In a bid to meet a government directive on air quality Portsmouth City Council has proposed charging commercial vehicles such as buses, taxis and lorries of a certain age to drive within a small area in the south west of the city.

The area of Portsmouth that could be a chargeable clean air zone if agreed by government. Picture: Portsmouth City Council

The area of Portsmouth that could be a chargeable clean air zone if agreed by government. Picture: Portsmouth City Council

The zone, which is smaller than a previous design for the whole of Portsea Island, was approved for the next stage during a cabinet meeting yesterday.

Environment boss, Councillor Dave Ashmore, said: 'Given the requirements by government, I am pleased cabinet approved the approach as it minimises the potential negative impact on our city of a stricter zone.'

However, fears were raised that shrinking the size of the zone would not see enough of a reduction in air pollution.

Speaking at the cabinet meeting Rod Bailey, chairman of the Milton Neighbourhood Planning Forum, said: 'What I am bothered about and why I am making this deputation is this is a public health issue and I believe that a small area clean air zone doesn't quite do the job.

'The thing is that many people will avoid the clean air zone.'

Cllr Judith Smyth agreed. 'We in the Labour Party fully support the zone but we think it's too small and is therefore not going to work,' she said.

'There will be displacement in the surrounding areas. It's easy to drive around it. I know when we drive down the M275 we face three choices, we can often make a choice that avoids going through the zone.'

But council leader Cllr Gerald Vernon-Jackson, explained that funding was only available for the minimum zone required to meet the air quality standards. He said: 'This has got to be done in a way government demands that it is done. 

'We asked the officers if the government would fund a clean air zone for the whole island and the answer was no. It would cost many millions.'

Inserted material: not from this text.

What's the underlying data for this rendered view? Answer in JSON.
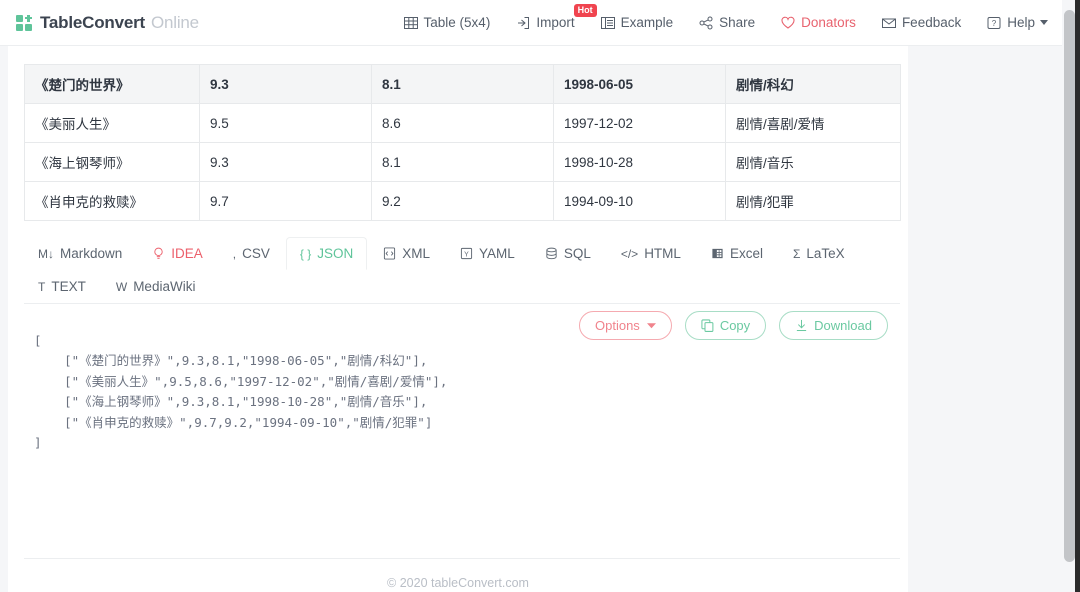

The plan will now be reviewed by government and a 12-week consultation will take place next year.

It is thought the zone will be implemented in 2021.